→ Work order
Using the records that follow, count the lines containing the word "cursor" and give that number only.

→ Data records for software interfaces
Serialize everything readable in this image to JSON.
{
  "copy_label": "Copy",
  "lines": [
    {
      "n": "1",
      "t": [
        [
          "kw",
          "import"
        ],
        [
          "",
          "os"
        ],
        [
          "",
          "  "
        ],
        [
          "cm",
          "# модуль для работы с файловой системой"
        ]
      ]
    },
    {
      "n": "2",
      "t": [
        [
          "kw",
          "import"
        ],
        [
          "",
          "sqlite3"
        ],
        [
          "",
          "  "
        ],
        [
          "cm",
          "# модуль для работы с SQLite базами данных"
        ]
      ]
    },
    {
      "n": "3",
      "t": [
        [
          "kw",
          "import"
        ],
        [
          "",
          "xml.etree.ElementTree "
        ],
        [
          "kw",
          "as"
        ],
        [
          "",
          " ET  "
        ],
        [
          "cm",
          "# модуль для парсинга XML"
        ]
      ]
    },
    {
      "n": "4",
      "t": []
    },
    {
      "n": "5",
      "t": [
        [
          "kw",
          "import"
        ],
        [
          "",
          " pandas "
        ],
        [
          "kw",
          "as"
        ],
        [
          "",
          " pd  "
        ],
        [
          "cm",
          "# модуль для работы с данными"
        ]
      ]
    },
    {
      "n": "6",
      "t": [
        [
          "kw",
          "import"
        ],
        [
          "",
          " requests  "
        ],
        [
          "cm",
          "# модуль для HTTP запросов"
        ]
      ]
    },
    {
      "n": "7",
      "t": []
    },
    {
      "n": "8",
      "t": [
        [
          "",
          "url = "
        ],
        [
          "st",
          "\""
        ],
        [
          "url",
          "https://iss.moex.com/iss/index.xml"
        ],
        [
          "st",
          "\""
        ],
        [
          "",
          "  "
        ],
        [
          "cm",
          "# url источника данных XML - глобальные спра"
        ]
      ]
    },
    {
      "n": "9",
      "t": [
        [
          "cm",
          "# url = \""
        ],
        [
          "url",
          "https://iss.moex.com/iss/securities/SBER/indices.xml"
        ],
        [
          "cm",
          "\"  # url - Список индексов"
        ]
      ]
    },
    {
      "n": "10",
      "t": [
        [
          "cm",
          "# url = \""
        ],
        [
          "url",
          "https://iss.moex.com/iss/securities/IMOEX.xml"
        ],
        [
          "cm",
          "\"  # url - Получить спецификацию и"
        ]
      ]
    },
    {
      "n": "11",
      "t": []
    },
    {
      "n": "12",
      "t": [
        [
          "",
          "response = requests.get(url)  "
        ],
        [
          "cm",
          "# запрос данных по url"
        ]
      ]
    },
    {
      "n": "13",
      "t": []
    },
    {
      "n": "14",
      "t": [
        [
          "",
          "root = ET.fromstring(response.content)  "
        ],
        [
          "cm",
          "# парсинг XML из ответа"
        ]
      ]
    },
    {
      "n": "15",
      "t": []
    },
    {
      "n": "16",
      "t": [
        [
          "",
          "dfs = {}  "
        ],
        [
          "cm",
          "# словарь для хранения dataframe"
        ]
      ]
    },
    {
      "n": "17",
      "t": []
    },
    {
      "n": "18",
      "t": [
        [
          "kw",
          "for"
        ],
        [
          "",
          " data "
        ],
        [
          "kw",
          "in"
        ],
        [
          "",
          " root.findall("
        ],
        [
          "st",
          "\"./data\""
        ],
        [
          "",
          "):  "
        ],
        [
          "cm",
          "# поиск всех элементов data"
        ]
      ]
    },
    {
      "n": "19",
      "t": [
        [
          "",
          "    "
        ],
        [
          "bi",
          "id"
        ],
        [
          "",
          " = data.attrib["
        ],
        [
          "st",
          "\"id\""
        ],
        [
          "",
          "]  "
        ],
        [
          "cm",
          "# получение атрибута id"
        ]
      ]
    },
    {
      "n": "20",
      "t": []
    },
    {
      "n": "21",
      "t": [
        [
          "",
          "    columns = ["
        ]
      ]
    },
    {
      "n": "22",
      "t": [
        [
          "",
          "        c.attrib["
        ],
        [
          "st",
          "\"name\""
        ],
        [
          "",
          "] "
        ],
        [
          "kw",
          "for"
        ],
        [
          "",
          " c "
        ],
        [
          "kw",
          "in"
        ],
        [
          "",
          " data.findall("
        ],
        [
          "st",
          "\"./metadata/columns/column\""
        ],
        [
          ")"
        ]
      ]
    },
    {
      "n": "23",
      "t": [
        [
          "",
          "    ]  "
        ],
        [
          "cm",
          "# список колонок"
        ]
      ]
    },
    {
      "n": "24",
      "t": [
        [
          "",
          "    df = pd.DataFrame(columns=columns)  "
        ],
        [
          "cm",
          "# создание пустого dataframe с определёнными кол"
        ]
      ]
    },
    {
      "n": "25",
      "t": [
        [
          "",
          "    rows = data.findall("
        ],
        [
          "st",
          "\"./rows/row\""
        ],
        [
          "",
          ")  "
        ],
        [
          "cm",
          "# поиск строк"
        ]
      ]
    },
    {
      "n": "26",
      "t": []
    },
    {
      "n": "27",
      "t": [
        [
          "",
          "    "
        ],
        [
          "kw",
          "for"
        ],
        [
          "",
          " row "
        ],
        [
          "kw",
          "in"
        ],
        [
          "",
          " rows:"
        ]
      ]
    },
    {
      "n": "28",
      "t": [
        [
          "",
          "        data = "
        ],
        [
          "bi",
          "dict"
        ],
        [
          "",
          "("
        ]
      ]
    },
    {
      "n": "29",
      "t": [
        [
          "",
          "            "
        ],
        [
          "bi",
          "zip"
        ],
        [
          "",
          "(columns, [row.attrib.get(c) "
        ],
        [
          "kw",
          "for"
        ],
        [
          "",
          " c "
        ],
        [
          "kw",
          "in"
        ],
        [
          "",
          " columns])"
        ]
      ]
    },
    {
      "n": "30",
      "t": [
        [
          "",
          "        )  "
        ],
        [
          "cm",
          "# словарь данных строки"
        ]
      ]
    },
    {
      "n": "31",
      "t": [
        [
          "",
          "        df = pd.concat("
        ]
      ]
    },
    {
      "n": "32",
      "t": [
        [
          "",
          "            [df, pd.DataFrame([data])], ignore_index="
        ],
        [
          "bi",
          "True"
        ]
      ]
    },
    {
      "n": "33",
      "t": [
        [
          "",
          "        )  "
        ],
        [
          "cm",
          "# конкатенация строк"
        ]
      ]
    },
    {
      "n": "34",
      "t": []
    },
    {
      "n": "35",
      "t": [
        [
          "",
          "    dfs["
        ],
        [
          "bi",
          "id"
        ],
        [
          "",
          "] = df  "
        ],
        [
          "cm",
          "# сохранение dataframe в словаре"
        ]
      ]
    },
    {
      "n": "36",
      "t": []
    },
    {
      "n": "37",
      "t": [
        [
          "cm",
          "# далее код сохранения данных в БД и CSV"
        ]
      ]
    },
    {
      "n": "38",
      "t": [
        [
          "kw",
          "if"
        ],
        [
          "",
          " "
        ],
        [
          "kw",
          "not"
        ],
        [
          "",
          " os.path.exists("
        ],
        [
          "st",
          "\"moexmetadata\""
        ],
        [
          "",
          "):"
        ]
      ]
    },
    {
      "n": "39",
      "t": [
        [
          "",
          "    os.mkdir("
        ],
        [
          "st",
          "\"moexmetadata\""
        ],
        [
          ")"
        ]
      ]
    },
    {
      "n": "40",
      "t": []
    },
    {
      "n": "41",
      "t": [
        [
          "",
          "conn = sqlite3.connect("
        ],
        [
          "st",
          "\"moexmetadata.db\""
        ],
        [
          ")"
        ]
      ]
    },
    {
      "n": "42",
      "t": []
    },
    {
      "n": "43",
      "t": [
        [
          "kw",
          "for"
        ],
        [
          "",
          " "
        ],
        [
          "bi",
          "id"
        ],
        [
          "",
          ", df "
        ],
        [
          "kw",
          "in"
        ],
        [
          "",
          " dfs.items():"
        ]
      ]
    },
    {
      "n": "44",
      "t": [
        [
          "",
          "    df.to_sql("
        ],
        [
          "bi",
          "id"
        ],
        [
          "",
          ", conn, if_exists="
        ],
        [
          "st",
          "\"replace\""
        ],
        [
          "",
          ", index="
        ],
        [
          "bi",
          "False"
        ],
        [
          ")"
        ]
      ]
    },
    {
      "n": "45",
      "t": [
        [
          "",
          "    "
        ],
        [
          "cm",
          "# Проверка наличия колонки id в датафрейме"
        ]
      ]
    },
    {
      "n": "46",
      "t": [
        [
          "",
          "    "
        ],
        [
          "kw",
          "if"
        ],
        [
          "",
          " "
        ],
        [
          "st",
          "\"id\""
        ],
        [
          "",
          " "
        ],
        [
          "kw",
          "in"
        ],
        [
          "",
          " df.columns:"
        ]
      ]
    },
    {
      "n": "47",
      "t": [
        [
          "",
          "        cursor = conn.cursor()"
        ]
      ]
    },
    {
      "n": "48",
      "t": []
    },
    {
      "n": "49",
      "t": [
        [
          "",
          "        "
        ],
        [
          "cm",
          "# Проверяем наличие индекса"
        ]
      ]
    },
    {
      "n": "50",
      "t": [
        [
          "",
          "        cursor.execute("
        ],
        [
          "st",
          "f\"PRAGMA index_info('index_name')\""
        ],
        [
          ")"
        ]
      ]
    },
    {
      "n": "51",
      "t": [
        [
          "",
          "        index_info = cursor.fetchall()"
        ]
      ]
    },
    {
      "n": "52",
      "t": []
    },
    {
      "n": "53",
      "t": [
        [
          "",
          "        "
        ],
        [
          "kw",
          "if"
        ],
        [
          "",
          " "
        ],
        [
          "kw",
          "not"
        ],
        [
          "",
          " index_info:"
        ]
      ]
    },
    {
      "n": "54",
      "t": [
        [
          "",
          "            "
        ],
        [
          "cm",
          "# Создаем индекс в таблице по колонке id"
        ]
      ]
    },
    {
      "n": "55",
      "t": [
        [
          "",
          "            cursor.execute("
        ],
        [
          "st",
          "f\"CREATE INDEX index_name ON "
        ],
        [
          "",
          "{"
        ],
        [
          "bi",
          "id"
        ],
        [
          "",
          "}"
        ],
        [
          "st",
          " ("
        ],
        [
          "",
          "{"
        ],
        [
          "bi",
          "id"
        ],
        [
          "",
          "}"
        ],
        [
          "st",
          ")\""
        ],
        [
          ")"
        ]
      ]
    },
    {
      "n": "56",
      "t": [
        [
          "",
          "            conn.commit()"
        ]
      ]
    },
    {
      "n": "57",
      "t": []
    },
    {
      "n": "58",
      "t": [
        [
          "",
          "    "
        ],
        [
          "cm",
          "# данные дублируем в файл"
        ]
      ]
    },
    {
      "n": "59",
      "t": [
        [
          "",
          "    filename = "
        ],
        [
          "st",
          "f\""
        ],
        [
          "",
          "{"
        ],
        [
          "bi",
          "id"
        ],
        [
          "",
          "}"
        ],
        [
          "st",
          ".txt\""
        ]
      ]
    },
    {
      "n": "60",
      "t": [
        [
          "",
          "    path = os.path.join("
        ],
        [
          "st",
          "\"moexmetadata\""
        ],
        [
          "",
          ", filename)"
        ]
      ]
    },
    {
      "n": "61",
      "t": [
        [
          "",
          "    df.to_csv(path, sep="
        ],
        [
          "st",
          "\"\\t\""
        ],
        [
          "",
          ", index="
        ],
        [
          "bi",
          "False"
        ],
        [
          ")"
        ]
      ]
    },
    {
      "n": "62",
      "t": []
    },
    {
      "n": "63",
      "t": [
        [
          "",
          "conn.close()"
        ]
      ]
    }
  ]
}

→ Exercise result
4